--- Work instruction ---
Below are records; copy every line among them that contains the word "title".

Segment Open

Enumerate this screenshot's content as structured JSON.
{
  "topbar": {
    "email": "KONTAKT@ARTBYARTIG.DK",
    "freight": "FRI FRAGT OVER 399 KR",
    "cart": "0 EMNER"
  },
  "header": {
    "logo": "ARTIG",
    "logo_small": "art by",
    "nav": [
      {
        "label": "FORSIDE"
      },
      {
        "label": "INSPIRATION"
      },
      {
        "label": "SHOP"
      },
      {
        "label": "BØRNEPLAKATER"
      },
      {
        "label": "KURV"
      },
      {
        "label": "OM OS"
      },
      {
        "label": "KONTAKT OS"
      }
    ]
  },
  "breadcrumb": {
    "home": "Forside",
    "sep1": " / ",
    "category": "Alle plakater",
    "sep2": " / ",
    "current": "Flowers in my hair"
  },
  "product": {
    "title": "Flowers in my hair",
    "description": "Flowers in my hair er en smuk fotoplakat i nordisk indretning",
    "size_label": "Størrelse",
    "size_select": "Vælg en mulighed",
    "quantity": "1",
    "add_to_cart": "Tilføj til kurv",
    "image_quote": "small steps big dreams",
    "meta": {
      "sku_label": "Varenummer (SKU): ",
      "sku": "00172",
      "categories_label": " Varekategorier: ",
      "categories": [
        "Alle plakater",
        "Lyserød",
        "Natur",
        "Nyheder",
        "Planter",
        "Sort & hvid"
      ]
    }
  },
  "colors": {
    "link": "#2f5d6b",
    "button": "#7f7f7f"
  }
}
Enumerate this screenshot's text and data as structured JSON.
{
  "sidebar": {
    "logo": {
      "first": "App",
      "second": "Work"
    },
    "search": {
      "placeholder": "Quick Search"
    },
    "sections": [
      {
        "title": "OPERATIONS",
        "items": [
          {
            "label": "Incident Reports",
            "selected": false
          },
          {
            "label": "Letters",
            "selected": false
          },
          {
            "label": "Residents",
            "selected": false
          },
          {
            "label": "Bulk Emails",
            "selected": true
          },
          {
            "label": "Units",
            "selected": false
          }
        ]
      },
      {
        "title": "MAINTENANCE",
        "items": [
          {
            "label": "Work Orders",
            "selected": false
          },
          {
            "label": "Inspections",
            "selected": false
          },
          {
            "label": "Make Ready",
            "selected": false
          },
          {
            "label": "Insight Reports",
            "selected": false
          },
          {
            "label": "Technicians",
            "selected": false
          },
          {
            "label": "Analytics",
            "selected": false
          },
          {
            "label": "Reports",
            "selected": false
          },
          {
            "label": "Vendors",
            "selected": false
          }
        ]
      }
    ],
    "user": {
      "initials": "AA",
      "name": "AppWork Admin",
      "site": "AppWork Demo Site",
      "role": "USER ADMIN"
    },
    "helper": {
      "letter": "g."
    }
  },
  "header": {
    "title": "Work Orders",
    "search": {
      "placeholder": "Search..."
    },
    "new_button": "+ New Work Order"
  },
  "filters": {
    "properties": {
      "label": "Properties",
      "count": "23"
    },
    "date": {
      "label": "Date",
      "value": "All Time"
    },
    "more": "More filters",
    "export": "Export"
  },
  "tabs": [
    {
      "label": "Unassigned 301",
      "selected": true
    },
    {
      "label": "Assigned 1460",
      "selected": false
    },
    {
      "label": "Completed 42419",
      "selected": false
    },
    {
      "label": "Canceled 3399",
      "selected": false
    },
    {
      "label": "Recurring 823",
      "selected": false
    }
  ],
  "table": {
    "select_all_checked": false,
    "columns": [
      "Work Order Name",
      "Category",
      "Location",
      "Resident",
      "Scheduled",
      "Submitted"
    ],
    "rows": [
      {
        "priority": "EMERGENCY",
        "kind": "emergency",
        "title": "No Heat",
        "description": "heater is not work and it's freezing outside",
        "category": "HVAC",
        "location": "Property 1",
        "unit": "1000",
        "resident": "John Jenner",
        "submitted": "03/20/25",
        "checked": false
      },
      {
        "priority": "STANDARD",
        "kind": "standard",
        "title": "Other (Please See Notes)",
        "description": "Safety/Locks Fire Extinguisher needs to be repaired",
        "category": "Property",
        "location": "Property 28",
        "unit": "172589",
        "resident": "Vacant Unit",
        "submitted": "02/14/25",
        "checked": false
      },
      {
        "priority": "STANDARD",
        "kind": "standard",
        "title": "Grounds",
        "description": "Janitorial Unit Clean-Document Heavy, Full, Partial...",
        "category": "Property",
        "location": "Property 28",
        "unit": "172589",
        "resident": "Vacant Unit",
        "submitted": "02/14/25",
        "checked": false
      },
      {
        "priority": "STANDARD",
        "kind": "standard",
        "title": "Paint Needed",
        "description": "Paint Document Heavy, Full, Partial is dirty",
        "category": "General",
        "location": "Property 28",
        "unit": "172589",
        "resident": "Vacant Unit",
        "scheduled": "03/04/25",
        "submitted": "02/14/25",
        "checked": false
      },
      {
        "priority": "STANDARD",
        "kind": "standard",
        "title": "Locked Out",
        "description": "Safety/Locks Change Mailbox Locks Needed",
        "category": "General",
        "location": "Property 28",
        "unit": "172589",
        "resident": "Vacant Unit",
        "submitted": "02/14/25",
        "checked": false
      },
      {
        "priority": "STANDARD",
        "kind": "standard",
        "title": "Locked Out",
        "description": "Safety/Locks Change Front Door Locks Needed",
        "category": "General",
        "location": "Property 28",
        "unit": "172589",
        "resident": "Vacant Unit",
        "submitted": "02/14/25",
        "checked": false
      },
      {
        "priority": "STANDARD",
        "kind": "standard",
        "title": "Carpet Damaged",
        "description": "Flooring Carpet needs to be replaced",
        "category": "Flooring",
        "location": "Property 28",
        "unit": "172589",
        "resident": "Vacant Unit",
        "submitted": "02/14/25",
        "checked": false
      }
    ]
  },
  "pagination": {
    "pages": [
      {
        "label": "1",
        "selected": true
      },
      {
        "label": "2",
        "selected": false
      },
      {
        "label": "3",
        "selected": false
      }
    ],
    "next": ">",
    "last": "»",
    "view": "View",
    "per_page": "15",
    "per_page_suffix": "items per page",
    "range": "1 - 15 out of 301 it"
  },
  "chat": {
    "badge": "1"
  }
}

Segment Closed

--- Response to this exercise ---
    "title": "Flowers in my hair",
        "title": "OPERATIONS",
        "title": "MAINTENANCE",
    "title": "Work Orders",
        "title": "No Heat",
        "title": "Other (Please See Notes)",
        "title": "Grounds",
        "title": "Paint Needed",
        "title": "Locked Out",
        "title": "Locked Out",
        "title": "Carpet Damaged",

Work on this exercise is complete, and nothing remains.